Get involved in CLEO’s Evolving Legal Services Research ProjectPosted on: October 19, 2016 Posted in: What's New
How and when does legal information improve access to justice for people in Canada experiencing legal problems? This is the question that CLEO’s Evolving Legal Services Research Project (ELSRP) examines. A three-year study funded by the Law Foundation of Ontario, ELSRP studies the role played by public legal education and information (PLEI) in supporting meaningful access to justice for people with family law problems, as well as people with legal problems in the areas of housing and human rights and discrimination.
The research is being conducted at five sites (four in Ontario and one in BC) that provide PLEI and other services in these areas of law. We are seeking input on a research tool that we have drafted to seek the views of participants in the study about the process and outcome of their family law problem journey. If you have experience and thoughts on what makes for meaningful access to justice for people with family law problems, we would welcome your feedback on our draft tool.
Some background on the research
We are conducting the research relating to people with family law problems at a Family Law Information Centre (FLIC) in Ontario and at the provincial call centre of the Legal Services Society (LSS) in BC. To date, about 180 participants have been recruited into the study at the FLIC and 170 at the LSS call centre. On entering the study, participants are asked questions relating to the nature and complexity of their family law legal problem, the extent to which they accessed PLEI, their personal characteristics and circumstances, and their goals.
They’ll be tracked for 18 months, at which point they’ll be asked a series of questions about the outcome of their legal problem, their sense of the fairness of the process and the outcome, and the role played by legal information in assisting them or supporting them in their legal journey. We are doing this through a survey we’re conducting that is called an outtake survey.
What we are looking for from you
Are you a legal professional, policy-maker, academic, or front-line worker familiar with family law problems, and have you views on what makes for effective access to justice in this context? If the answer is yes, we are asking for your thoughts and feedback on the draft outtake survey by Monday, October 31, 2016.
Background information on the project and more information about the outtake survey and our online questionnaire is here.
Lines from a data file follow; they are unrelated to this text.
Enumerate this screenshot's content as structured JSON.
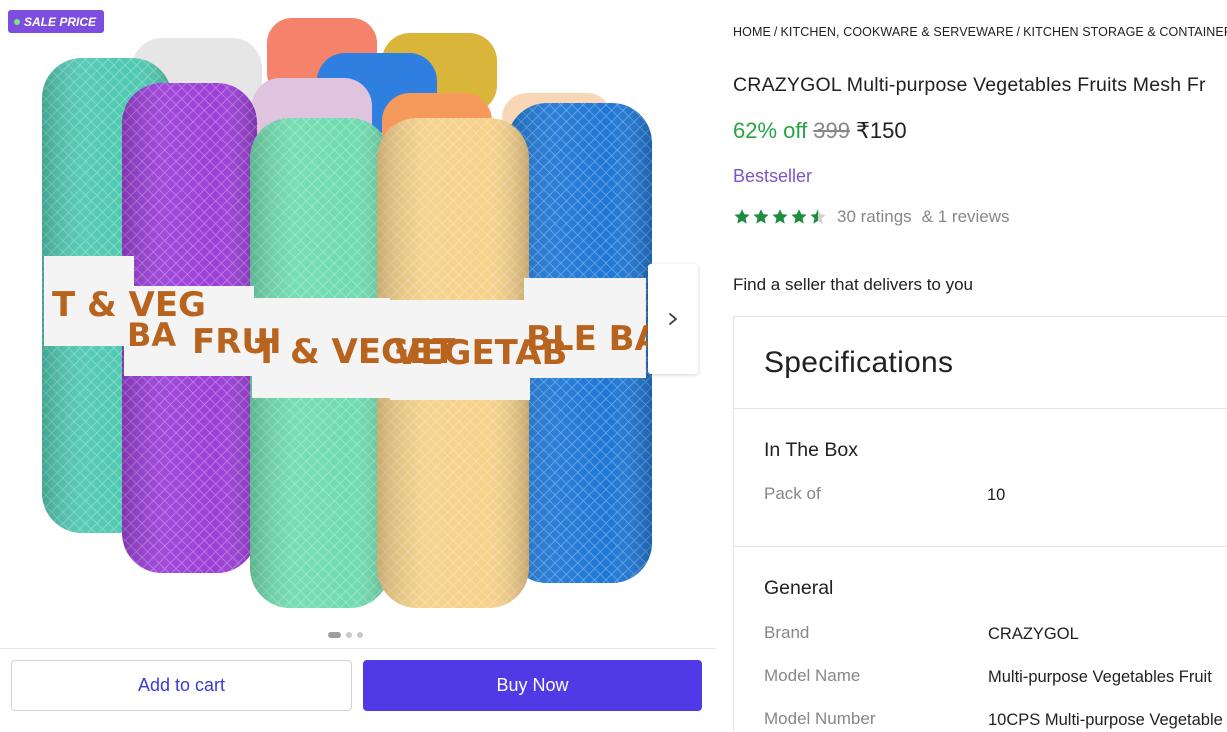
{
  "gallery": {
    "sale_badge": "SALE PRICE",
    "image_alt": "Rolled mesh vegetable and fruit bags in assorted colors",
    "band_texts": [
      "T & VEG",
      "BA",
      "FRUI",
      "T & VEGET",
      "VEGETAB",
      "BLE BA"
    ],
    "dots_count": 3,
    "active_dot": 0
  },
  "actions": {
    "add_to_cart": "Add to cart",
    "buy_now": "Buy Now"
  },
  "breadcrumb": [
    "HOME",
    "KITCHEN, COOKWARE & SERVEWARE",
    "KITCHEN STORAGE & CONTAINERS"
  ],
  "product": {
    "title": "CRAZYGOL Multi-purpose Vegetables Fruits Mesh Fr",
    "discount": "62% off",
    "mrp": "399",
    "price": "₹150",
    "bestseller": "Bestseller",
    "rating_value": 4.5,
    "ratings": "30 ratings",
    "reviews": "& 1 reviews",
    "seller_prompt": "Find a seller that delivers to you"
  },
  "specifications": {
    "title": "Specifications",
    "in_the_box": {
      "title": "In The Box",
      "rows": [
        {
          "key": "Pack of",
          "value": "10"
        }
      ]
    },
    "general": {
      "title": "General",
      "rows": [
        {
          "key": "Brand",
          "value": "CRAZYGOL"
        },
        {
          "key": "Model Name",
          "value": "Multi-purpose Vegetables Fruit"
        },
        {
          "key": "Model Number",
          "value": "10CPS Multi-purpose Vegetable"
        }
      ]
    }
  },
  "colors": {
    "accent": "#4f3ae6",
    "discount_green": "#26a541",
    "star_green": "#1e8e3e",
    "bestseller_purple": "#7e55c6",
    "sale_badge": "#7c4dde"
  },
  "icons": {
    "next": "chevron-right-icon",
    "star": "star-icon"
  }
}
Please take a moment to read this information before completing the online questionnaire.
Thank you very much for your participation!